◆ **Prompt**: Every entry is to be copied exactly as written, and the pictures are to be skipped.

[[ Material provided open ]]

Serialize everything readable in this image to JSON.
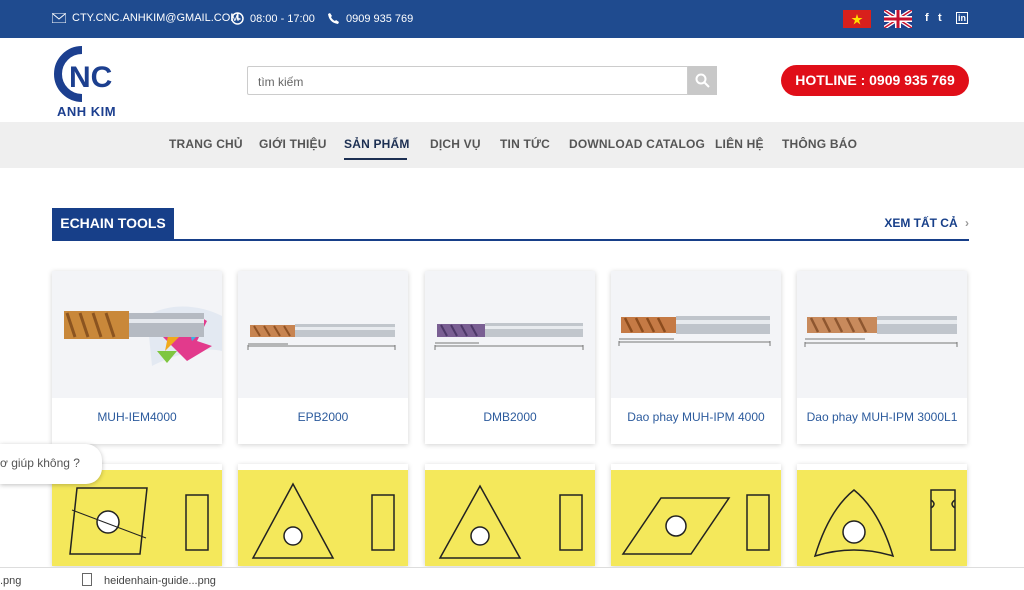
{
  "topbar": {
    "email": "CTY.CNC.ANHKIM@GMAIL.COM",
    "hours": "08:00 - 17:00",
    "phone": "0909 935 769",
    "social": [
      "f",
      "t",
      "in"
    ]
  },
  "header": {
    "logo_text": "ANH KIM",
    "logo_mark": "NC",
    "search_placeholder": "tìm kiếm",
    "hotline": "HOTLINE : 0909 935 769"
  },
  "nav": [
    "TRANG CHỦ",
    "GIỚI THIỆU",
    "SẢN PHẨM",
    "DỊCH VỤ",
    "TIN TỨC",
    "DOWNLOAD CATALOG",
    "LIÊN HỆ",
    "THÔNG BÁO"
  ],
  "section": {
    "title": "ECHAIN TOOLS",
    "view_all": "XEM TẤT CẢ"
  },
  "products": [
    "MUH-IEM4000",
    "EPB2000",
    "DMB2000",
    "Dao phay MUH-IPM 4000",
    "Dao phay MUH-IPM 3000L1"
  ],
  "chat": "ơ giúp không ?",
  "downloads": [
    ".png",
    "heidenhain-guide...png"
  ],
  "colors": {
    "brand_blue": "#1f4b8f",
    "hotline_red": "#e00e18",
    "insert_yellow": "#f4e85b"
  }
}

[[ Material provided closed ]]

◆ **Written solution**:
Serialize everything readable in this image to JSON.
{
  "topbar": {
    "email": "CTY.CNC.ANHKIM@GMAIL.COM",
    "hours": "08:00 - 17:00",
    "phone": "0909 935 769",
    "social": [
      "f",
      "t",
      "in"
    ]
  },
  "header": {
    "logo_text": "ANH KIM",
    "logo_mark": "NC",
    "search_placeholder": "tìm kiếm",
    "hotline": "HOTLINE : 0909 935 769"
  },
  "nav": [
    "TRANG CHỦ",
    "GIỚI THIỆU",
    "SẢN PHẨM",
    "DỊCH VỤ",
    "TIN TỨC",
    "DOWNLOAD CATALOG",
    "LIÊN HỆ",
    "THÔNG BÁO"
  ],
  "section": {
    "title": "ECHAIN TOOLS",
    "view_all": "XEM TẤT CẢ"
  },
  "products": [
    "MUH-IEM4000",
    "EPB2000",
    "DMB2000",
    "Dao phay MUH-IPM 4000",
    "Dao phay MUH-IPM 3000L1"
  ],
  "chat": "ơ giúp không ?",
  "downloads": [
    ".png",
    "heidenhain-guide...png"
  ],
  "colors": {
    "brand_blue": "#1f4b8f",
    "hotline_red": "#e00e18",
    "insert_yellow": "#f4e85b"
  }
}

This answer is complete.